 “God went for the jugular when He sent His own Son.  He didn’t deal with the problem as something remote and unimportant.  In His Son, Jesus, He personally took on the human condition, entered the disordered mess of struggling humanity in order to set it right once and for all.  The law code, weakened as it always was by fractured human nature, could never have done that.” – Romans 8:3-4 (The Message)

The jugular.   I’ve never heard the gospel explained like that before.  It sounds pretty graphic.  It is decidedly untidy, and really extreme.  Maybe even a little offensive.

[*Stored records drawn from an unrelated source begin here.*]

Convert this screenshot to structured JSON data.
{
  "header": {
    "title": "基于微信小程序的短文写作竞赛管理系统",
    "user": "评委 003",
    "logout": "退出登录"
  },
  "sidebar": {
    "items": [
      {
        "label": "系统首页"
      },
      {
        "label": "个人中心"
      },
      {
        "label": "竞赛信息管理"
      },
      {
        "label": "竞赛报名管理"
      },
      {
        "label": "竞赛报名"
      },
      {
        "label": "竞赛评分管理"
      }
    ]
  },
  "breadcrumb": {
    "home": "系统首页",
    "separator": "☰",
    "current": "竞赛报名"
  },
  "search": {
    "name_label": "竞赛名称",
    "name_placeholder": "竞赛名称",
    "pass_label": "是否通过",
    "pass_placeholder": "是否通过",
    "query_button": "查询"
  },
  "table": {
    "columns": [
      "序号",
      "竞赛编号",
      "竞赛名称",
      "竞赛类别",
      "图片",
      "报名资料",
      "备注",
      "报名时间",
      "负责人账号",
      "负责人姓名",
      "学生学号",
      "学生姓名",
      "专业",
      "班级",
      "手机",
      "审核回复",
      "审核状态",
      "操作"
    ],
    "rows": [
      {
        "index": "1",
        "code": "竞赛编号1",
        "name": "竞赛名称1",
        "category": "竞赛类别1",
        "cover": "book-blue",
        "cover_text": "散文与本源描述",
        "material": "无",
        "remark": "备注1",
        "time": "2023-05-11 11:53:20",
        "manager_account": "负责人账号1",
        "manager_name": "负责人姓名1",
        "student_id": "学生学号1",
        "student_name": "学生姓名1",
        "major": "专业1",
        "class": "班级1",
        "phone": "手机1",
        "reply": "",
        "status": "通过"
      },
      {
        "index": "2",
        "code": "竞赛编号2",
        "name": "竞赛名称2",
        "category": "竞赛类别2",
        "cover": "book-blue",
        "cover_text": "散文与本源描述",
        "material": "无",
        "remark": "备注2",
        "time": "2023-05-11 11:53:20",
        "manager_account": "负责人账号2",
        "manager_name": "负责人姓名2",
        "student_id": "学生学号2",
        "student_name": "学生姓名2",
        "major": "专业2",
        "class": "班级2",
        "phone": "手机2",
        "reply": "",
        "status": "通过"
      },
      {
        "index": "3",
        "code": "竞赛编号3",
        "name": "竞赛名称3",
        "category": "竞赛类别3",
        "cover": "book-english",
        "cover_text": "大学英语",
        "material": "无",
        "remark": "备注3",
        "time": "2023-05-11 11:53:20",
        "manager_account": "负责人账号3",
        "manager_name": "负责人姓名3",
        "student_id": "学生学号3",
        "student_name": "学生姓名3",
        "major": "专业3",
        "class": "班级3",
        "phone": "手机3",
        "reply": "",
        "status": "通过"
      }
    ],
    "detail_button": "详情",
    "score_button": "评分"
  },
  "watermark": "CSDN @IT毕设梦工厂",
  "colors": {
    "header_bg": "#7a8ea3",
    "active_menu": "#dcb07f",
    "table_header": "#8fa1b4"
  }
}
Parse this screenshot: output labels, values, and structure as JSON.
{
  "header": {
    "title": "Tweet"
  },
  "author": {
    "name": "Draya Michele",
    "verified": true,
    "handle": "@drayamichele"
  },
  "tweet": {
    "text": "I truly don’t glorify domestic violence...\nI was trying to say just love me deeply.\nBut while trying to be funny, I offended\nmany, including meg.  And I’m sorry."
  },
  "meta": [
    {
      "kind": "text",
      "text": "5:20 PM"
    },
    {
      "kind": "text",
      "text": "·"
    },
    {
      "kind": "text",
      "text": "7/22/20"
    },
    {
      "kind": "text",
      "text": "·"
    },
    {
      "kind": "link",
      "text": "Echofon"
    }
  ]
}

What I know about human anatomy is very limited.  But I know that if you are ever in Africa on safari and attacked by a lioness, she will “go for your jugular”.  She is going for your lifeblood, and she means business.    It would be a direct hit.

Society tends to think of the Bible as a book of stories of ancient peoples.   But it isn’t just a bestseller.   It is an account of the disordered mess of struggling humanity being set right with a true and omnipotent Creator.  In the beginning there was God, yes.   But the end?   We know where eternity lies, but “the end” is not dusty pages of prophecy in Revelation.  The end is still being recorded in the lives we live today.   In my life, in your life.

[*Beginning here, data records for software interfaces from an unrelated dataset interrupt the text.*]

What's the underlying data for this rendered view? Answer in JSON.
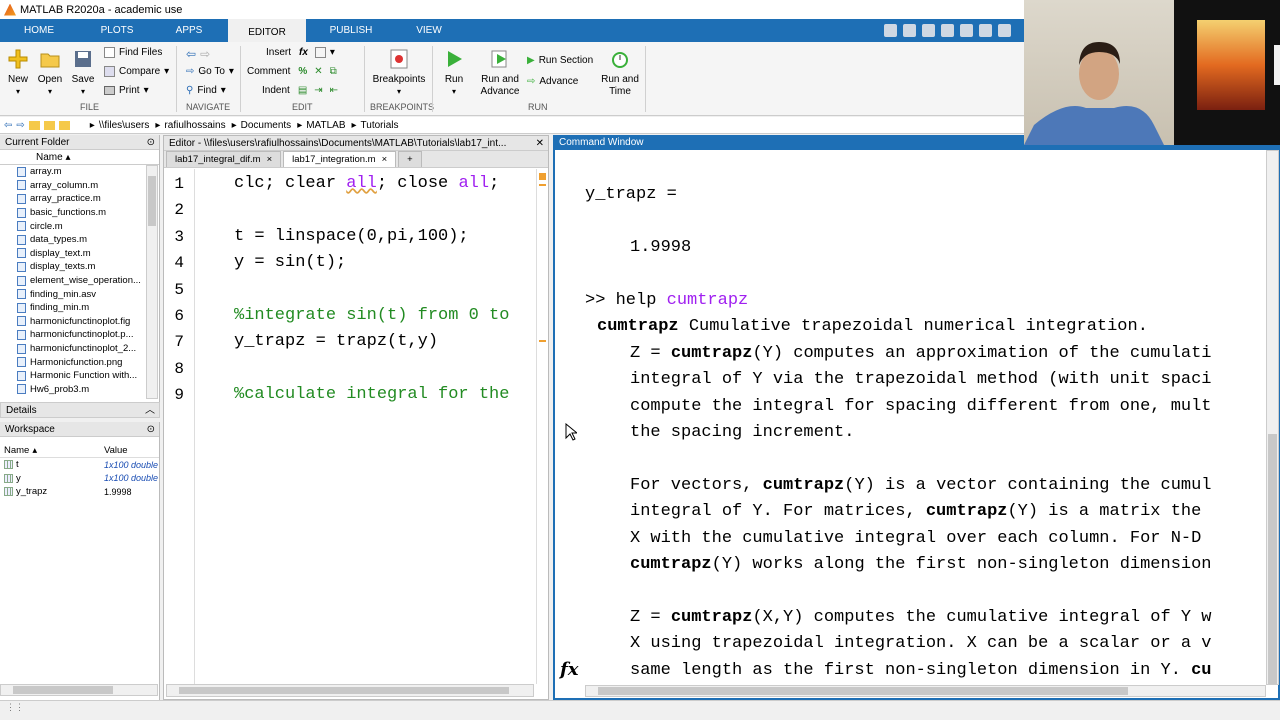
{
  "window": {
    "title": "MATLAB R2020a - academic use"
  },
  "tabs": [
    "HOME",
    "PLOTS",
    "APPS",
    "EDITOR",
    "PUBLISH",
    "VIEW"
  ],
  "ribbon": {
    "file": {
      "new": "New",
      "open": "Open",
      "save": "Save",
      "find_files": "Find Files",
      "compare": "Compare",
      "print": "Print",
      "group": "FILE"
    },
    "navigate": {
      "go_to": "Go To",
      "find": "Find",
      "group": "NAVIGATE"
    },
    "edit": {
      "insert": "Insert",
      "comment": "Comment",
      "indent": "Indent",
      "fx": "fx",
      "percent": "%",
      "group": "EDIT"
    },
    "breakpoints": {
      "label": "Breakpoints",
      "group": "BREAKPOINTS"
    },
    "run": {
      "run": "Run",
      "run_advance": "Run and Advance",
      "run_section": "Run Section",
      "advance": "Advance",
      "run_time": "Run and Time",
      "group": "RUN"
    }
  },
  "address": [
    "\\\\files\\users",
    "rafiulhossains",
    "Documents",
    "MATLAB",
    "Tutorials"
  ],
  "current_folder": {
    "title": "Current Folder",
    "column": "Name",
    "files": [
      "array.m",
      "array_column.m",
      "array_practice.m",
      "basic_functions.m",
      "circle.m",
      "data_types.m",
      "display_text.m",
      "display_texts.m",
      "element_wise_operation...",
      "finding_min.asv",
      "finding_min.m",
      "harmonicfunctinoplot.fig",
      "harmonicfunctinoplot.p...",
      "harmonicfunctinoplot_2...",
      "Harmonicfunction.png",
      "Harmonic Function with...",
      "Hw6_prob3.m"
    ]
  },
  "details": {
    "title": "Details"
  },
  "workspace": {
    "title": "Workspace",
    "col_name": "Name",
    "col_value": "Value",
    "vars": [
      {
        "name": "t",
        "value": "1x100 double"
      },
      {
        "name": "y",
        "value": "1x100 double"
      },
      {
        "name": "y_trapz",
        "value": "1.9998"
      }
    ]
  },
  "editor": {
    "title": "Editor - \\\\files\\users\\rafiulhossains\\Documents\\MATLAB\\Tutorials\\lab17_int...",
    "tab1": "lab17_integral_dif.m",
    "tab2": "lab17_integration.m",
    "close": "×",
    "plus": "+",
    "line_numbers": [
      "1",
      "2",
      "3",
      "4",
      "5",
      "6",
      "7",
      "8",
      "9"
    ],
    "lines": {
      "l1a": "clc; clear ",
      "l1b": "all",
      "l1c": "; close ",
      "l1d": "all",
      "l1e": ";",
      "l3": "t = linspace(0,pi,100);",
      "l4": "y = sin(t);",
      "l6": "%integrate sin(t) from 0 to",
      "l7": "y_trapz = trapz(t,y)",
      "l9": "%calculate integral for the"
    }
  },
  "command_window": {
    "title": "Command Window",
    "out1": "y_trapz =",
    "out2": "1.9998",
    "prompt": ">> help ",
    "prompt_arg": "cumtrapz",
    "h1_b": "cumtrapz",
    "h1": " Cumulative trapezoidal numerical integration.",
    "h2a": "Z = ",
    "h2b": "cumtrapz",
    "h2c": "(Y) computes an approximation of the cumulati",
    "h3": "integral of Y via the trapezoidal method (with unit spaci",
    "h4": "compute the integral for spacing different from one, mult",
    "h5": "the spacing increment.",
    "h6a": "For vectors, ",
    "h6b": "cumtrapz",
    "h6c": "(Y) is a vector containing the cumul",
    "h7a": "integral of Y. For matrices, ",
    "h7b": "cumtrapz",
    "h7c": "(Y) is a matrix the",
    "h8": "X with the cumulative integral over each column. For N-D",
    "h9a": "cumtrapz",
    "h9b": "(Y) works along the first non-singleton dimension",
    "h10a": "Z = ",
    "h10b": "cumtrapz",
    "h10c": "(X,Y) computes the cumulative integral of Y w",
    "h11": "X using trapezoidal integration. X can be a scalar or a v",
    "h12a": "same length as the first non-singleton dimension in Y. ",
    "h12b": "cu",
    "fx": "fx"
  }
}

God’s relationship with us individually was not remote and unimportant then….it is of the utmost importance now, and He means business.   To reconcile His people –full of sin and selfishness and corruption – back to him, sacrificial blood had to be spilled.  He had to have contact with this fractured human condition directly, swiftly.   I forget this sometimes, when I try to tidy up the gospel to suit me.

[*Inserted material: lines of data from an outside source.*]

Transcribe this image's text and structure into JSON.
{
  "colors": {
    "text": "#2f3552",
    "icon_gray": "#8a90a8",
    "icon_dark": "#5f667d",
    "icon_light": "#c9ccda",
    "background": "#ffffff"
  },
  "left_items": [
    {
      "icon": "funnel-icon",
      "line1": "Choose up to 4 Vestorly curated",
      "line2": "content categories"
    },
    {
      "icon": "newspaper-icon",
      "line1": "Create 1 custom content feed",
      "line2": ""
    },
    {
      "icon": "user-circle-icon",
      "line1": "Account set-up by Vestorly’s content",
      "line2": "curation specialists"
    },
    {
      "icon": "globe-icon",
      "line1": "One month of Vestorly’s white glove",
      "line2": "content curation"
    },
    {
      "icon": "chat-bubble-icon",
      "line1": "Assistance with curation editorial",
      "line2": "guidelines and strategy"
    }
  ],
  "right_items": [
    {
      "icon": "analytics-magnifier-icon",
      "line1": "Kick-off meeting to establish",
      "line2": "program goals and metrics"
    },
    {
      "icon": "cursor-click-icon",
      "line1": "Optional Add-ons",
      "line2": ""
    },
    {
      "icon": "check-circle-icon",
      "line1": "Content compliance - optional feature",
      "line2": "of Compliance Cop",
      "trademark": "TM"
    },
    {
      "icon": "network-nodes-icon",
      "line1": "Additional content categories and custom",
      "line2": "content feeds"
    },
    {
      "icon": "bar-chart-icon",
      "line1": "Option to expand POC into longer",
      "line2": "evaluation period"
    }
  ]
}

In “going for the jugular” of humanity, He poured Himself over bone and under skin, walked around in flesh with all of the discomfort that entails, and was brutally tortured and nailed to the cross to die.     His lifeblood was spilled while we were still sinners, the ultimate and fatal blow to death.

Webster’s Dictionary defines “jugular” simply:  “The most vital part”.  Thats where God hit sin and death.  Right in the jugular.

In Him, we are set right, once and for all.